A shipwreck, record heat, 14 foot waves, and heavy rain top the list of Michigan weather events on this day in history. From the National Weather Service archives here are the events that happened on Oct. 22.
In 1903, the wood schooner Saveland, while carrying coal, lumber or light, was torn away from the steamer Gettysburg and thrown against some pilings by a northern gale. Punctured, she sank to her main deck, and then pounded to pieces in Grand Marais, harbor on Lake Superior.
An extended October warm spell in 1953, culminates with record highs around 80 degrees. At Grand Rapids, it is the third consecutive day with record high temperatures. The records start with 83 degrees on Oct. 20, then 85 degrees on Oct. 21, and finally 82 degrees on Oct. 22.

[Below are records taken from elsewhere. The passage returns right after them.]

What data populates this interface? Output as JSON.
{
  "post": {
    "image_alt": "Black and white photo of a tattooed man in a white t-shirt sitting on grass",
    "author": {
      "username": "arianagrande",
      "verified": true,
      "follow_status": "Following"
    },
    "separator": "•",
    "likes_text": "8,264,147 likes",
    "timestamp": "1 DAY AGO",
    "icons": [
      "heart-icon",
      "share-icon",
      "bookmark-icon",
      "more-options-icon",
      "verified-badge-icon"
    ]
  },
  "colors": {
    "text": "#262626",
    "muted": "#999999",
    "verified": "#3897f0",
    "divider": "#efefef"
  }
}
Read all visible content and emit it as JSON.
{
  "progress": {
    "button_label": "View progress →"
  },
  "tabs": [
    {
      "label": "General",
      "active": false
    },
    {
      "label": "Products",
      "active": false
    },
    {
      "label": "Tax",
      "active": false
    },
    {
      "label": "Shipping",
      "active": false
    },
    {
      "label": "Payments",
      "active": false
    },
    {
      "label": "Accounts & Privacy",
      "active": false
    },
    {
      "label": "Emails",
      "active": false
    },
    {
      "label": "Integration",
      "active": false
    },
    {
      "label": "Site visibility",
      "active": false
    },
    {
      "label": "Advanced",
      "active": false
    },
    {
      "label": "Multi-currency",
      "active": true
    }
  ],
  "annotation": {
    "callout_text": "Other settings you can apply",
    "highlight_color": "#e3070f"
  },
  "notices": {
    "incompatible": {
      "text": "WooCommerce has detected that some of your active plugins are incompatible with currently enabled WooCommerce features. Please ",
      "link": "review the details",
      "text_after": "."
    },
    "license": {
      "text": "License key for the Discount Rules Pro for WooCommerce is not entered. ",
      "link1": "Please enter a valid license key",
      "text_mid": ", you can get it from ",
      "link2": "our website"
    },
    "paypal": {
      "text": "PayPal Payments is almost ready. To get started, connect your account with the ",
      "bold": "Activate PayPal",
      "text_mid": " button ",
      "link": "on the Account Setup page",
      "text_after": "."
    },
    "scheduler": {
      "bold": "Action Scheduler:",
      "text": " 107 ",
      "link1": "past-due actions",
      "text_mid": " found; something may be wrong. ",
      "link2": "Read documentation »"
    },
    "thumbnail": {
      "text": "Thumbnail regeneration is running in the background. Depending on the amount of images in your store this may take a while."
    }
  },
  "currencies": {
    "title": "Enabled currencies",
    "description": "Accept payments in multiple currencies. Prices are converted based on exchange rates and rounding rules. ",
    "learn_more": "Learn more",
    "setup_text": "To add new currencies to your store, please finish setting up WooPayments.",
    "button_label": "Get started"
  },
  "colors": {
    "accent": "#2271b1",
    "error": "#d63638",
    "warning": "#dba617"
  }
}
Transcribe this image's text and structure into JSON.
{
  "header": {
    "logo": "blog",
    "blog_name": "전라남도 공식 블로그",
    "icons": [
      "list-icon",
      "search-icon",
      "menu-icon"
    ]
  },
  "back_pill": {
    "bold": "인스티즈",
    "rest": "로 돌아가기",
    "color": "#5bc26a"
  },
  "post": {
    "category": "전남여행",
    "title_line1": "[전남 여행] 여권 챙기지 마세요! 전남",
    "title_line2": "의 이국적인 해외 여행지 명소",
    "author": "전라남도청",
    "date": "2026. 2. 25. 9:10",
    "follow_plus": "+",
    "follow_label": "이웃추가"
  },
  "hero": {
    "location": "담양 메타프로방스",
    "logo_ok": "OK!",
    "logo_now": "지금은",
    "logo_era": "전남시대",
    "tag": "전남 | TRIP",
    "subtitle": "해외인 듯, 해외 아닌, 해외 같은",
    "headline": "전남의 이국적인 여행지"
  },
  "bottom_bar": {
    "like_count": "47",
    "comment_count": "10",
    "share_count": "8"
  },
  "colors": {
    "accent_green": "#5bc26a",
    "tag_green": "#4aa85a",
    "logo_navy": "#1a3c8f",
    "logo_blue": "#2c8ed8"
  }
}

In 1972, Flint reports 2.4 inches of rain on the 21st and the 22nd. A three day period of cold rain engulfed Southeast Michigan. Around three inches of rain fell around the Flint area into the Saginaw valley while Detroit received about 1.5 inches. Temperature highs were mainly in the 40s and 50s. Later October of 1972 was the third coldest in Saginaw and seventh coldest in Flint and 11th coldest in Detroit.
A deep low pressure center north of Lake Superior in 1999, moved slowly east with strong northwest winds blowing across Lake Superior and northern Upper Michigan. Winds of 30 to 40 knots with gusts to as high as 67 knots were reported and numerous reports of local power and telephone outages caused by limbs and trees blown down across the utility lines in the counties along Lake Superior. Downed trees blocked roads near Eagle Harbor. Fourteen foot waves caused minor shoreline erosion in a few locations along the western shoreline of the Keweenaw Peninsula from Ontonagon to Copper Harbor. Twenty foot waves pounded the shores of Lake Superior from east of Munising to Whitefish point with minor beach erosion and shoreline flooding in a few locations. 21,000 dollars of property damage and 2000 dollars of crop damage were done with this wind event.
In 2002, record daily snowfall occurred at Weather Forecast Office in Marquette with 5.5 inches. Eight to 13 inches of snow fell in Marquette County. A quick moving low pressure system moved east from the plains on Oct. 21. Although the surface low pressure was relatively weak, the system slowed down as it moved over the southern Great Lakes. The northeast flow over Lake Superior allowed lake enhancement of the precipitation. Some places in central Upper Michigan observed record snowfall for so early in the season. There was a widespread eight to nine inch accumulation over much of Marquette County, with a 10 to 12 inch deep swath from Little Lake and Champion to Negaunee and Big Bay. The Marquette National Weather Service Office was blanketed by 13 inches of heavy wet snow. The snow began on the morning of the 21st and ended in the morning of the 22nd.